Podiatry: An Overview and Brief History by Dr. Schlomo Schmuel
Doctors are undoubtedly some of the most appreciated and respected professionals in the world. This is a byproduct of the countless years that they spend learning how to fully prepare to be in their profession and the fact that saving people’s lives is a part of their job description as well. Thus, having an “M.D.” next to one’s name carries significant authority and respect.
Unfortunately, there are certain instances where some of the less-known subject areas of medicine do not get the attention that they deserve. A great example would be the area of podiatry. In most cases, people will lack the proper knowledge about this field of medicine as they have never come across it in their previous experiences. So, what exactly is podiatry and how did it come around?
Area of Focus
Podiatry is a field that studies and treats any disorders that originate in the lower extremity, foot, or ankle. It is a branch of medicine that does everything from diagnosing complicated conditions to performing surgical interventions when necessary. As with most other specializations in medicine, those who would like to become a podiatrist have to get additional training after graduating from their undergraduate program. In the United States, the average length of this program is three to six years and results in one receiving the title of a Doctor of Podiatric Medicine.
Brief Overview of the History of Podiatry
Taking proper care of one’s feet has been a priority since ancient civilization. This is proven by the fact that ancient Egyptians carved hands and feet on Ankmahor’s tomb. Unfortunately, podiatrists were separated from the actual field of organized medicine until very recently in the 20th century.
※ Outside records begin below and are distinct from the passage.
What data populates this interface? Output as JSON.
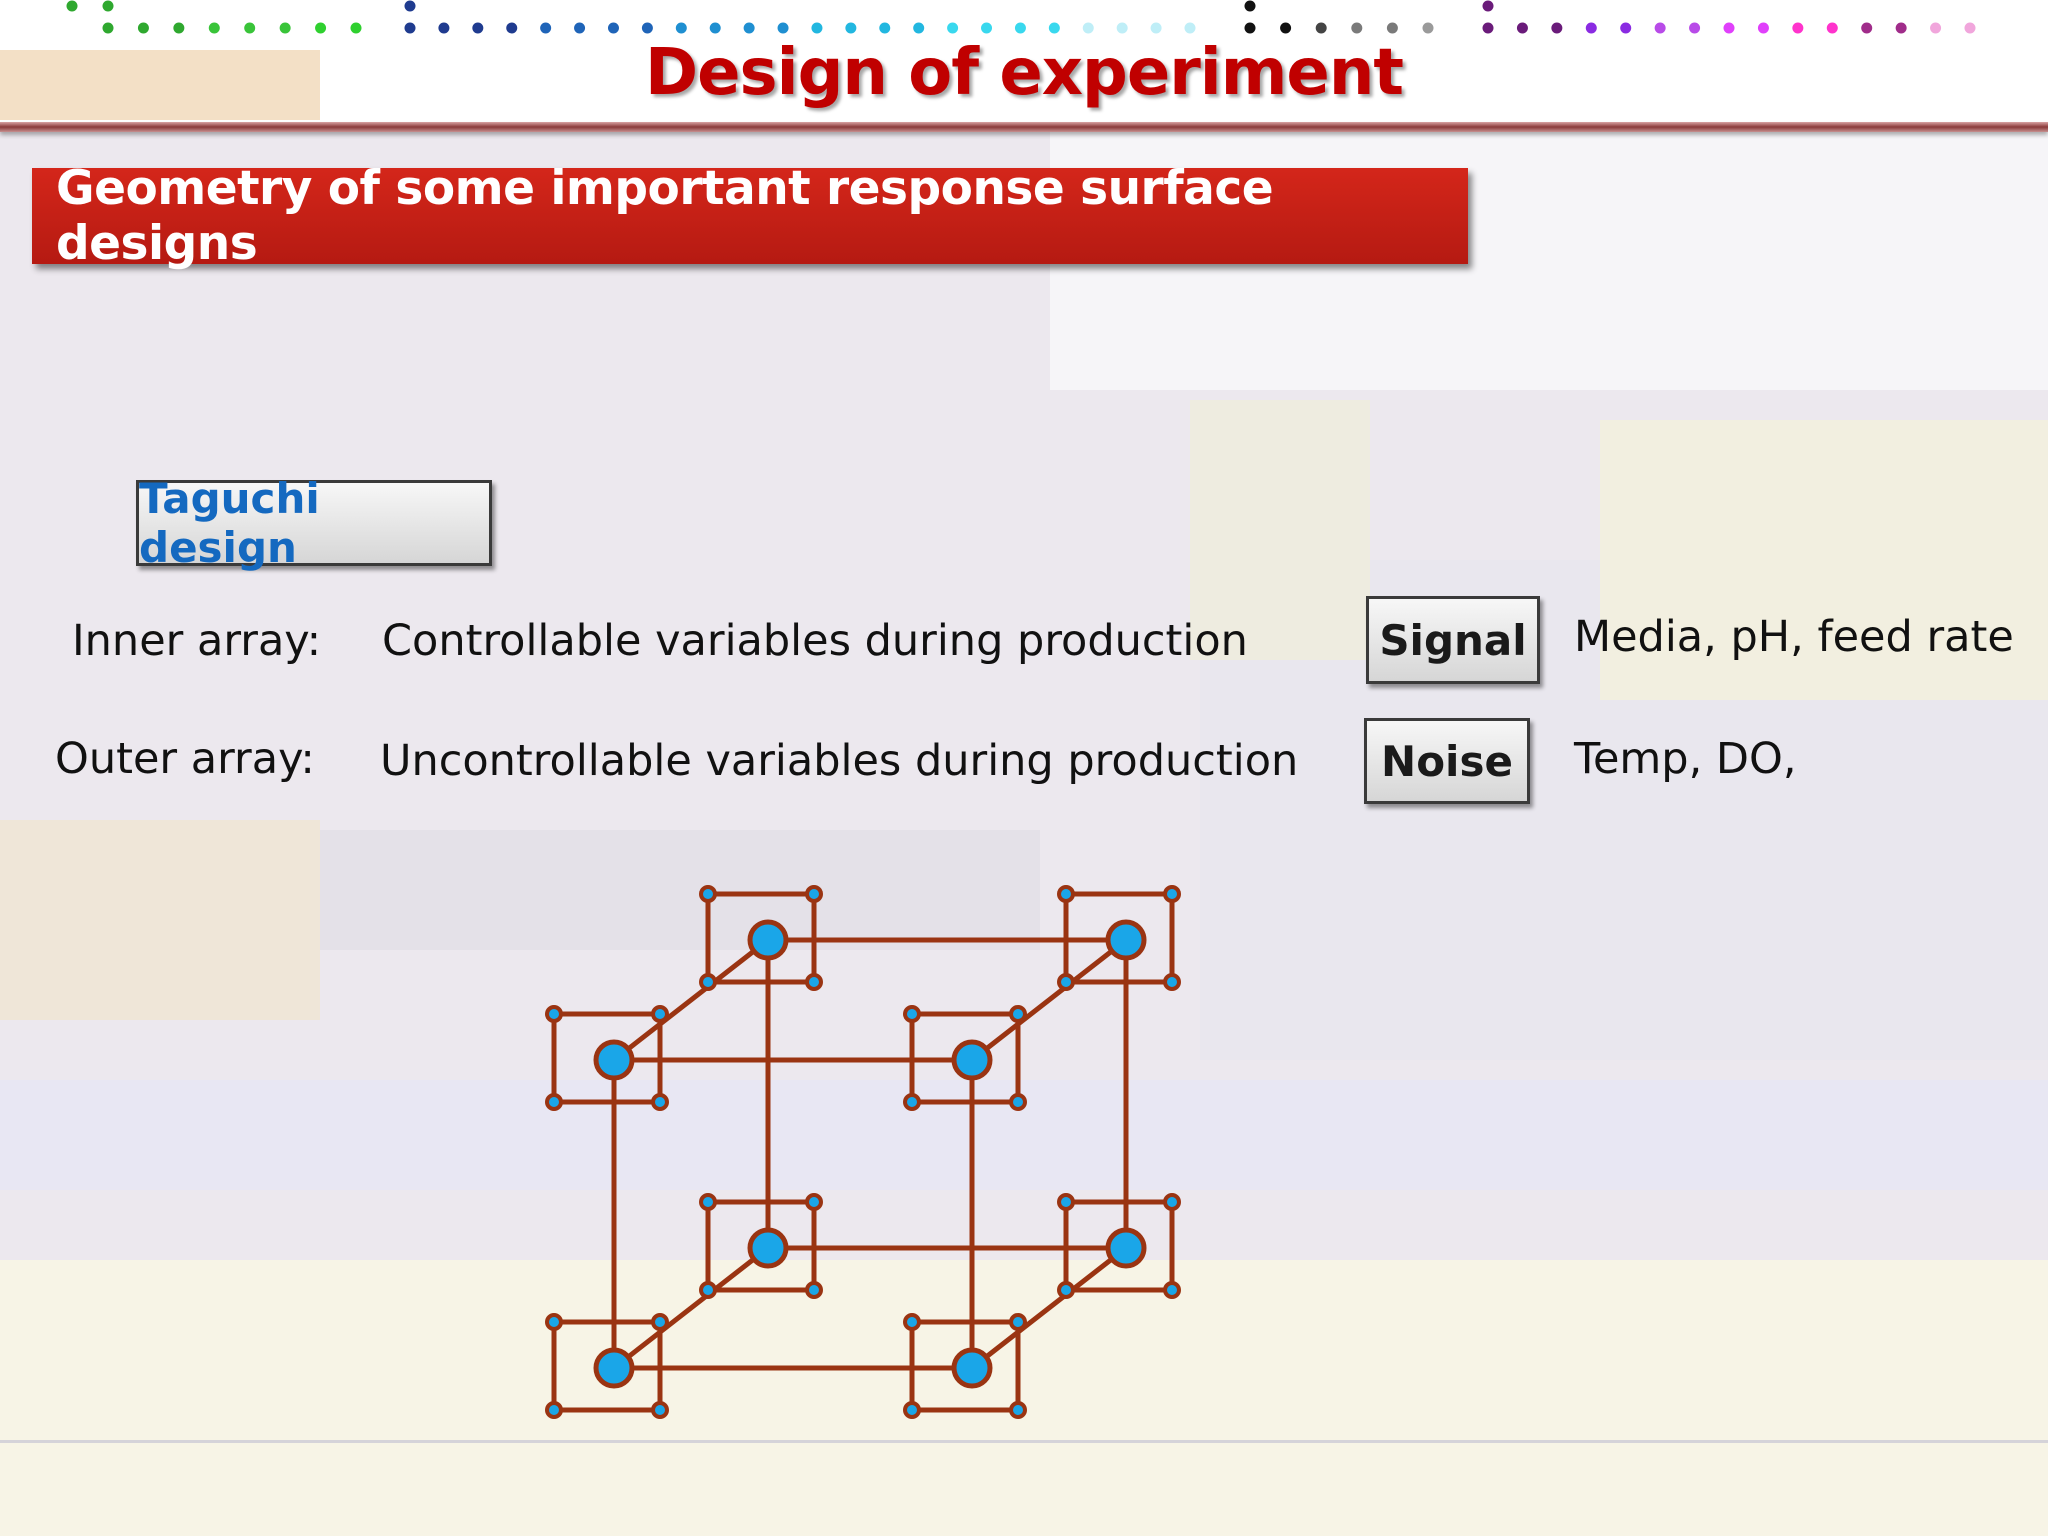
{
  "slide": {
    "title": "Design of experiment",
    "section_title": "Geometry of some important response surface designs",
    "design_name": "Taguchi design"
  },
  "arrays": {
    "inner": {
      "label": "Inner array:",
      "description": "Controllable variables during production"
    },
    "outer": {
      "label": "Outer array:",
      "description": "Uncontrollable variables during production"
    }
  },
  "factors": {
    "signal": {
      "label": "Signal",
      "examples": "Media, pH, feed rate"
    },
    "noise": {
      "label": "Noise",
      "examples": "Temp, DO,"
    }
  },
  "diagram": {
    "description_type": "cube of 8 inner-array design points, each with a square outer array of 4 corner points",
    "line_color": "#9a3412",
    "point_color": "#1aa6e8"
  },
  "colors": {
    "title": "#c00000",
    "banner": "#c8221a",
    "design_label": "#1469c0"
  }
}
Nevertheless, podiatrists were not wholly overlooked, as some of the history’s greatest leaders relied on their services. Examples include; everyone from the French military leader Napoleon to the 16th President of the United States, Abraham Lincoln.
Specifics on Training in the United States
Due to some of the changes that took place in the educational requirements for podiatrists in the United States, it is important to mention how the system is set up now. First, candidates who are interested in going to a podiatric medical school must get at least 90 credit hours with a focus in chemistry, biology, or similar. Then, they must take the Medical College Admission Test (MCAT) which is commonly regarded as one of the hardest entry-level tests in the world.
As far as the podiatric school itself, it lasts four years and can be prolonged by residencies. According to an experienced podiatrist, Dr. Schlomo Schmuel, the residency takes another three years and is consists of continued doctoral training where residents work with actual doctors in a series of fields. Examples include; rotations in infectious disease, emergency medicine, vascular surgery, rehabilitation, and many other subspecialties.
Ultimately, those who go through the residency program only have one thing left to do — get certified by one of the specialty boards. The most common one for the U.S. is the American Board of Podiatric Medicine. Expectedly, the certification process also takes time and is incredibly intense as it sets to rule out any candidates that would not make good podiatrists.
According to Dr. Schlomo Schmuel, the vast majority of podiatrists in the U.S. are going to have their own practice. This is a byproduct of a clear lack of larger practice groups where podiatry is included. Those who do not want to have their own practice, however, can find employment in clinics where underinsured patients seek treatment.
Of course, individuals who seek more education can find ways to enrich their resume even further. This can be done by getting trained in reconstructive foot surgery for patients who underwent physical trauma. Either way, a career in podiatry is undoubtedly going to be one with many advantages and innumerable growth opportunities.